The field of equine sports medicine and rehabilitation is growing and the accrediting ACVSMR is helping to bring uniform recovery techniques and evidence-based therapy to the specialty.

“Equine veterinarians were doing rehab but everything was driven by the individual clinician and based on that clinician’s personal experience,” says Redding. “Now we have focused specialists coming together and sharing knowledge and creating a certified systematic approach that can keep these horses competitive for a longer period of time.”

There is a need for a leading Equine and Sports Medicine and Rehabilitation Service in North Carolina. An American Horse Council Foundation report ranks the state eighth in the nation with more than 256,000 horses, and an economic impact study released by the North Carolina Legislature notes each of the state’s 100 counties has equine activity. The North Carolina equine industry has an annual economic impact of $1.9 billon.

While the focus of the expanding program is on the competing horse, which in North Carolina is primarily represented by horses involved in jumping, dressage, and eventing, companion horses will also benefit as owners may take advantage of any of the services to speed recovery from chronic or acute injuries.

“We will be able to offer options to all owners,” says Schnabel, who also has a doctorate in stem cell biology and immunology with a focus on equine regenerative medicine. “The plan is to be able to provide a fully equipped and staffed facility providing extended care for those who desire that as well as being able to support the owner who wants to be directly involved in their horse’s recovery.”

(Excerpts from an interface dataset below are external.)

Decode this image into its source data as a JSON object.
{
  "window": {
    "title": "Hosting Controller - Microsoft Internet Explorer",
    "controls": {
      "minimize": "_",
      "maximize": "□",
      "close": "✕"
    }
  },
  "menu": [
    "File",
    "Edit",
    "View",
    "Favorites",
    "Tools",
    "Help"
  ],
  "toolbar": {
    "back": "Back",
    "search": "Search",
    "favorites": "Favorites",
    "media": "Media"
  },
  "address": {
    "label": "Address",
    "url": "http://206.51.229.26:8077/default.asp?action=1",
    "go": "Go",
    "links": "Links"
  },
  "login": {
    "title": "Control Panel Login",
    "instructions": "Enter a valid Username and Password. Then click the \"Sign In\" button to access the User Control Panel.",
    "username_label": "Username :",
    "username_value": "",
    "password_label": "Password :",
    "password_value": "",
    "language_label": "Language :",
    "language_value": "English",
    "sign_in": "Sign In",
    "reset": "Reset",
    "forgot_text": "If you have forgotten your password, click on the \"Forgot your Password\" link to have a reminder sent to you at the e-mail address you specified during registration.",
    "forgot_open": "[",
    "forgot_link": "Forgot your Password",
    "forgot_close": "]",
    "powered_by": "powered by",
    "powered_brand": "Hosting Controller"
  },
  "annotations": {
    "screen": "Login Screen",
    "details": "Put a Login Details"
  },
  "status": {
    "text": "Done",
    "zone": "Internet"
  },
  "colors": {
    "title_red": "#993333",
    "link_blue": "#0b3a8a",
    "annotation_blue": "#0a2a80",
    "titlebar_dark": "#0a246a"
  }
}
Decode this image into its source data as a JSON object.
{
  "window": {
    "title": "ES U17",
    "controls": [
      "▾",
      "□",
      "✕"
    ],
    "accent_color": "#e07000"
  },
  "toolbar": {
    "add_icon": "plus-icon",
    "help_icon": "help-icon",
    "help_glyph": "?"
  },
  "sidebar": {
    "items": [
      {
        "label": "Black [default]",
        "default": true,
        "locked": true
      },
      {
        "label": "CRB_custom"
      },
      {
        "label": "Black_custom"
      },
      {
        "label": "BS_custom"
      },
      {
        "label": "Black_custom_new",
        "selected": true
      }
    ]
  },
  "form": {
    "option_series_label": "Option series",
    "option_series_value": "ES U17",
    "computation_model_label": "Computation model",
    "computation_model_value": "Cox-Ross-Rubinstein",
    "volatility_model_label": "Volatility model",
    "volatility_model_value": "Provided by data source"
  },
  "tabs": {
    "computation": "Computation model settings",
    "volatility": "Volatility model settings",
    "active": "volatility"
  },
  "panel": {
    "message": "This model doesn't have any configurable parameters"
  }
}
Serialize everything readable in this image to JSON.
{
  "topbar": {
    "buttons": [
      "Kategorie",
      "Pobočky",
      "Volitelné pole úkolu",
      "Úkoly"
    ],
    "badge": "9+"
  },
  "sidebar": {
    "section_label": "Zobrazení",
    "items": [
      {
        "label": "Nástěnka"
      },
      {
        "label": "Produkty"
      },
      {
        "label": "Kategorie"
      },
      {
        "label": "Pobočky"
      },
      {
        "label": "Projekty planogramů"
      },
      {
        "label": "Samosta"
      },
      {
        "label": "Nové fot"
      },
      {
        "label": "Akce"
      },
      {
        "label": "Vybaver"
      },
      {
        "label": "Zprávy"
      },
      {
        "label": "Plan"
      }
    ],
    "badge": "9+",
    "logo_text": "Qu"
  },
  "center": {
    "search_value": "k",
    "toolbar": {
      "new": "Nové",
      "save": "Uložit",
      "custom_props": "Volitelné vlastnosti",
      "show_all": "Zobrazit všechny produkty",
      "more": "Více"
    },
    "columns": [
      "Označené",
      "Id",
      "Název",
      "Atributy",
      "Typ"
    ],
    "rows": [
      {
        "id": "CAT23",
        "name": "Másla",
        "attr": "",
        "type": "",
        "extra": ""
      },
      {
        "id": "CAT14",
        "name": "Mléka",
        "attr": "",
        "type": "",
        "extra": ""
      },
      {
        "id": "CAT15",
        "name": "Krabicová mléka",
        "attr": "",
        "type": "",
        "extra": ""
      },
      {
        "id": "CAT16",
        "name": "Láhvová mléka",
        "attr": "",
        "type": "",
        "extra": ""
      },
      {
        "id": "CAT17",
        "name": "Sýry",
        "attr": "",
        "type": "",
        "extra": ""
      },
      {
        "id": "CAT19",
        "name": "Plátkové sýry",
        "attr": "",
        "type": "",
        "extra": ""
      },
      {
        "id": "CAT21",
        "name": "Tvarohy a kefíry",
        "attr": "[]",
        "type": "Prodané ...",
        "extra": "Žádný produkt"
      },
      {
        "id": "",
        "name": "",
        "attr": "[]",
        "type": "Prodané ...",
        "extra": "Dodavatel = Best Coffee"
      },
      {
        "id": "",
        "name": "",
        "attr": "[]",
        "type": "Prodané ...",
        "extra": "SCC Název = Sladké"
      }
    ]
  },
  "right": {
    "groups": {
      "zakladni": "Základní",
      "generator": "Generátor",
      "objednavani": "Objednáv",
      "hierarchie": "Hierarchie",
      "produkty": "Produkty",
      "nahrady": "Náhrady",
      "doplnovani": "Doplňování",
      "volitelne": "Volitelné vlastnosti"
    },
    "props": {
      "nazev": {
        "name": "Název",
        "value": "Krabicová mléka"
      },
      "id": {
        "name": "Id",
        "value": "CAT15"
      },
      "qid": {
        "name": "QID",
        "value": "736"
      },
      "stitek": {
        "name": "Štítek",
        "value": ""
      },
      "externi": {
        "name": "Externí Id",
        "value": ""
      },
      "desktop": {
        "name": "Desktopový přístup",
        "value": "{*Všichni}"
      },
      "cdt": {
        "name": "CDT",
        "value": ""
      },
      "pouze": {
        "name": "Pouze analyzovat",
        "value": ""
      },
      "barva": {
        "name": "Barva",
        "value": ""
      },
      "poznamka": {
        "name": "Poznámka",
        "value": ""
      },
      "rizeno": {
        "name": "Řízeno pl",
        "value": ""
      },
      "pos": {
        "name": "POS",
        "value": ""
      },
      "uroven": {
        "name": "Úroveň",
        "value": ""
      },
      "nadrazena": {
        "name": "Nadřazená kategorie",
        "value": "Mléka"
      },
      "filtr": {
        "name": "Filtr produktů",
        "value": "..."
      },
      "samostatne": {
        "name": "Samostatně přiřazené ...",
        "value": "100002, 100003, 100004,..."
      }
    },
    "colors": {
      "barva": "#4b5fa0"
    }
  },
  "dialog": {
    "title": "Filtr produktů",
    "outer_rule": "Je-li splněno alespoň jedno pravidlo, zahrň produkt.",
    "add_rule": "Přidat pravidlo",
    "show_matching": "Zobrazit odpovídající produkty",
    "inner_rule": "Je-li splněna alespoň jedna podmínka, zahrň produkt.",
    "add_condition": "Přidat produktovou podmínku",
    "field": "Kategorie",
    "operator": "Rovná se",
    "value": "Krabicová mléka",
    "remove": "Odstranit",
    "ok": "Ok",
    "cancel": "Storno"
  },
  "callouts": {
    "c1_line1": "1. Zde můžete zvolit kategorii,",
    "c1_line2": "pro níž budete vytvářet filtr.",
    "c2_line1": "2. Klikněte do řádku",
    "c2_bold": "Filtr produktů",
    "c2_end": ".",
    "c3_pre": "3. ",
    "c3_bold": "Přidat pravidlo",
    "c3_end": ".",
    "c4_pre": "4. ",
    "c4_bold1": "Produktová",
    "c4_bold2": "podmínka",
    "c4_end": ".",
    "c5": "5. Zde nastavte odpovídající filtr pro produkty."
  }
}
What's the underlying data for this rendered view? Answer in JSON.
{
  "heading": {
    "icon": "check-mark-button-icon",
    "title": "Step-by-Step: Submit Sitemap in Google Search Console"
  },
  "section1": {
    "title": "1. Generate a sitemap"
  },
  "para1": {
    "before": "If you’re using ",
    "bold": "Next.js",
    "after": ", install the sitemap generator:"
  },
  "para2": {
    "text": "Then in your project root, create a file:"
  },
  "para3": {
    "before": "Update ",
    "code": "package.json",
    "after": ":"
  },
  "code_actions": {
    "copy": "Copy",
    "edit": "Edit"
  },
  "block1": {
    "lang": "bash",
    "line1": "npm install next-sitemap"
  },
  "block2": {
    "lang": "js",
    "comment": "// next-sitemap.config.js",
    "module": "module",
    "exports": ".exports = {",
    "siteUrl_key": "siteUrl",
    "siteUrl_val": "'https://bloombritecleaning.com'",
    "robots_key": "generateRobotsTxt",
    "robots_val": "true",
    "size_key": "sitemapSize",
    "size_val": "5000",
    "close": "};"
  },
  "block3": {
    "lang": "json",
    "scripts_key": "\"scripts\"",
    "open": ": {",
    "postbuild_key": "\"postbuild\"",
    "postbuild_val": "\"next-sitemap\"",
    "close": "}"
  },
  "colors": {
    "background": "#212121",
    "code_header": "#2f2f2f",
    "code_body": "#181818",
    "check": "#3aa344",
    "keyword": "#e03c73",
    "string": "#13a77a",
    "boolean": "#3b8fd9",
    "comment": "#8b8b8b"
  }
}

“We eventually expect the program to encompass orthopedic surgery, regenerative medicine, integrative medicine, diagnostic imaging, and rehabilitation services,” says Schnabel. “We also plan to work closely with other hospital services including soft tissue surgery and medicine as well as referring veterinarians.”

The integrated program, says McDonald, also includes unique opportunities for NC State to expand the current knowledge base with leading equine research in the Sports Medicine field. It will also add a valuable experiential learning component to the DVM curriculum and offer training for future equine sports medicine specialists.